It is common for one partner to handle all of the retirement accounts in a marriage. In fact, I get calls all the time from individuals who are extremely frustrated. After they've been divorced for over a year, they still have not moved all the relevant accounts into their own name. There is often a lot of confusion around this issue.
With respect to receiving a portion of an ex's 401(k), here's the first question:
One of the biggest mistakes that a person can make after a divorce is not following up on the QDRO. I really encourage clients to have the QDRO drafted prior to their final court appearance if at all possible. That way, it can be signed by the Judge and submitted to the plan administrator right away. Keep in mind each plan has its own QDRO requirements. Get in touch with the plan so you know what is required.
A Qualified Domestic Relations Order (QDRO) is not required for most IRAs and Roth IRAs. However, you will need to submit a transfer form and potentially open a new account (if you don't already have one) to get those investments moved into your name. If you are not sure about the process or the form that's needed, contact the financial institution where the investments are held. It is worth noting that there are some exceptions where a QDRO may be required to divide an IRA. This is why it's important to do your research as you prepare for your divorce. Know what documentation will be required to divide accounts. It is usually easier to get these forms signed as part of the divorce process rather than after the fact.
If the thought of researching these issues on your own is overwhelming, having a Certified Divorce Financial Analyst (CDFA) as your advocate can be very empowering. A CDFA regularly works with clients on transferring assets as a result of divorce and can help you to navigate your financial institution.

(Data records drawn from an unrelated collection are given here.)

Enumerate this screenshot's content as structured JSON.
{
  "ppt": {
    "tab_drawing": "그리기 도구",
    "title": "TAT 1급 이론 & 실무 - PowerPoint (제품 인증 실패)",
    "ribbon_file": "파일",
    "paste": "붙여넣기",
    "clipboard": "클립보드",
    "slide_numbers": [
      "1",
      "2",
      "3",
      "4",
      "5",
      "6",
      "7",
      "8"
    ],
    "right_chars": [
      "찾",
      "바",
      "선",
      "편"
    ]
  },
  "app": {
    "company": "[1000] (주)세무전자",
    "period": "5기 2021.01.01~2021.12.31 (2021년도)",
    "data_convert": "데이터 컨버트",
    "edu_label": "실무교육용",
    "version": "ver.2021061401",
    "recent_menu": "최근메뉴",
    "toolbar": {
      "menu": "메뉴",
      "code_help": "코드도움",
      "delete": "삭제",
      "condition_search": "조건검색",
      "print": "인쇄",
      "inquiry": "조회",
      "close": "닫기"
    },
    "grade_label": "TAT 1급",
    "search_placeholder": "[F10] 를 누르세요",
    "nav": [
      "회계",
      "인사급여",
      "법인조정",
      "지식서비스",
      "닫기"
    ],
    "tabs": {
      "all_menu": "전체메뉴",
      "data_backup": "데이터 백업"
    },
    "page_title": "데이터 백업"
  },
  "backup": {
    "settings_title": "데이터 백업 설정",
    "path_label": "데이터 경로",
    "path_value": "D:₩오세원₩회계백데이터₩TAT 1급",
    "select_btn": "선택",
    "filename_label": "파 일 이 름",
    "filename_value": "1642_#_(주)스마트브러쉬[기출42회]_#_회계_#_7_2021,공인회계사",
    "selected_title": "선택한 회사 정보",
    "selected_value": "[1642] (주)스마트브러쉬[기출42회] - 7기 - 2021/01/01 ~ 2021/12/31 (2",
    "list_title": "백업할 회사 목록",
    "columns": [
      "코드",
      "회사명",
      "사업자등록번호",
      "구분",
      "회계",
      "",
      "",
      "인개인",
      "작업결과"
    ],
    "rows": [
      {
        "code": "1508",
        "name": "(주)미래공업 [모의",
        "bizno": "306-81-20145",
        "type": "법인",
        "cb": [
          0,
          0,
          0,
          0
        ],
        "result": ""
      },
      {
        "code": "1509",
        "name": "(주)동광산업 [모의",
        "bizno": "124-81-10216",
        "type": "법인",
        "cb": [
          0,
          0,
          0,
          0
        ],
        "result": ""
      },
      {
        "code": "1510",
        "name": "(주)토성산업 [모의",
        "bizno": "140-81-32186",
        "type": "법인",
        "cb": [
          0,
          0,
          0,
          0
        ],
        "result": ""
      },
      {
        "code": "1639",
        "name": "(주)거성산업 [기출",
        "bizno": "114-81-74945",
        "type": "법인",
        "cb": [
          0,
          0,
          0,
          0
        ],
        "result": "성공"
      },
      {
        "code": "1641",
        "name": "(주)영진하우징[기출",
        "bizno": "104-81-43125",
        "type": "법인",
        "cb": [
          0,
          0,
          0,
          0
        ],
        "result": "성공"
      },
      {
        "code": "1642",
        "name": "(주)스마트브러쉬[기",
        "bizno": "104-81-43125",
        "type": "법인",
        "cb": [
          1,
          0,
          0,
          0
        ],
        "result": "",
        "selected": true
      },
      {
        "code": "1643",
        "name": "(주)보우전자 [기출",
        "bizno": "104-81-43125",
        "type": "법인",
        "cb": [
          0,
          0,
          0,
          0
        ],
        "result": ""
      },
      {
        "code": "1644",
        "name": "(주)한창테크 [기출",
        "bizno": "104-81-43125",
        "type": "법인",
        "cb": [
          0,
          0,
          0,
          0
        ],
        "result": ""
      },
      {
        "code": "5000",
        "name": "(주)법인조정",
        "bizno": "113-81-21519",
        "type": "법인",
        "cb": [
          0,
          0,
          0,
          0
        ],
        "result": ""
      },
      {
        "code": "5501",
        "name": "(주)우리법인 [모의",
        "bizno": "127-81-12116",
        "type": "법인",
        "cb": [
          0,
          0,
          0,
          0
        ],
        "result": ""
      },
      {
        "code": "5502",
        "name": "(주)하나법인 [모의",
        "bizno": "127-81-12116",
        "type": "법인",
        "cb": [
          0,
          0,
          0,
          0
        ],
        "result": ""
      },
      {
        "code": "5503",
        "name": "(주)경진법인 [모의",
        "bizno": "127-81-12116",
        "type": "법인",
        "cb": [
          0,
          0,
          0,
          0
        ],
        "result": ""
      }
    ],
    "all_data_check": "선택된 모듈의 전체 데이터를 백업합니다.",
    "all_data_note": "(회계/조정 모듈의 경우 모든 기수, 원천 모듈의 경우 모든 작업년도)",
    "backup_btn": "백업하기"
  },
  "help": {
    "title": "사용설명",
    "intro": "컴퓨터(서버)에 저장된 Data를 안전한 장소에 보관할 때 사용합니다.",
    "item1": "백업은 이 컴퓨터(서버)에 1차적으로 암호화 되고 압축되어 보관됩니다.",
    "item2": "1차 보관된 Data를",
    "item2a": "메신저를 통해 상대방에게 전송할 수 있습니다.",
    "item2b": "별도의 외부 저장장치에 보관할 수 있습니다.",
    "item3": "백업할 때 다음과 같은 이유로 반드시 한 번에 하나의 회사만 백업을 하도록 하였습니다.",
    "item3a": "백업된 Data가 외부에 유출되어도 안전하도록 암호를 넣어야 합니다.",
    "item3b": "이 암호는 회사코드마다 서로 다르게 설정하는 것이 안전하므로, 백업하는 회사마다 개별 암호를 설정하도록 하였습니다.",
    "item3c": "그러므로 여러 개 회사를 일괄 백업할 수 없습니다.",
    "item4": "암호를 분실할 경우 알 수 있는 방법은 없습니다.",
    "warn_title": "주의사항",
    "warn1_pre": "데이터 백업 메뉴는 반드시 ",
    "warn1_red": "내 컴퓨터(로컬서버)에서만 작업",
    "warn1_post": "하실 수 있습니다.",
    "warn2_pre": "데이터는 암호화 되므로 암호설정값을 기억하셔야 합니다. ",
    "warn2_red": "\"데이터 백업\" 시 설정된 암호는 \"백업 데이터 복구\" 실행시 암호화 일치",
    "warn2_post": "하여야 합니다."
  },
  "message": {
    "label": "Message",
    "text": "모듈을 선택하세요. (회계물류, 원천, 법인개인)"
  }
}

Assuming you have already filed your QDRO or you've transferred other retirement assets into your own account and you're now wondering if you should leave your ex's retirement account as is, here's my next question:
After your QDRO is accepted by the plan administrator, you will receive a letter asking how you want the funds to be distributed. Options could include maintaining an account at the current firm, rolling it into an Individual Retirement Account (IRA), and/or a cash distribution. As you are deciding what to do with the funds, carefully consider the tax consequences of your selection. I always encourage clients to contact me when they receive the form so I can help them to fill it out correctly. A simple mistake on the form could be extremely costly.
Worse yet, I've seen several people not fill out the form at all. Whether it's because they don't open their mail regularly or they just did not understand the consequences of doing so, the plan may just cut you a check if they do not know how to handle your distribution. If they send you a check, they are required to withhold 20% federal taxes. Depending on the amount of the check and your overall income situation, you could still end up with a substantial tax liability from this distribution. Bottom line, make sure you fill out the form. That way, you are in control of how the funds get distributed to you and you have greater control over the tax consequences.
As you consider what to do with the funds, determine if you have an immediate need for cash. If so, plan accordingly. You will likely be able to do a partial cash distribution from the plan. However, as mentioned previously, you'll want to carefully consider the tax consequences as well as the longer-term financial implications of doing so. If you are taking a cash distribution directly from the 401(k), you may be able to avoid the 10% IRS penalty for early withdrawal if you are under age 59.5 but the distribution is still taxed as ordinary income.
If you plan to keep some or all of the funds invested, what is your time horizon? Do you plan to keep the funds invested for another 10, 20, or 30 years? If so, this should help you to determine an appropriate investment strategy.
Your tolerance for market volatility may be significantly different from that of your ex's. If it is, you will likely need to reallocate the assets to more accurately reflect your personal investment objectives. If you don't have any idea how comfortable you are with market volatility, I'm guessing you have not been involved in handling your investments in the past. This is all the more reason to evaluate whether or not the existing strategy is relevant to you. Working with a trusted financial advisor to help you determine an appropriate investment strategy can help with your confidence if investing is new to you.
The short answer is yes but this varies from plan to plan. Check with your specific plan for details. I generally do not recommend it because a 401(k) is designed by the employer for the employees. Non-employee participants do not get the same benefits as employee participants such as the ability to take a loan on the account.
One advantage of keeping the separated account is that you may have access to or be able to keep certain investments that only employees of that company have available to them through the retirement plan. If you would like to remain invested in those shares, this would be one way to do so.
On the flip side, if you keep the account as it is, you may not have as many investment options as you would if you rolled it into an IRA. Also, rolling the funds into an IRA that is in your name will give you greater control over the funds.
Stop stressing. We recognize that deciding what to do with retirement assets that you have post-divorce is not always simple. It's a personal decision that is about your financial goals and objectives. Your ex should not influence your decision. I strongly encourage you to consider these assets as part of your overall financial plan. If you are not sure how to transition these assets into your name or you have other questions, contact us. We have helped hundreds of clients smoothly transition their assets. You do not have to go through this alone.
While we are located in Ohio, we have an active virtual presence and work with clients nationwide. Let us help you ease into your transition to financial independence.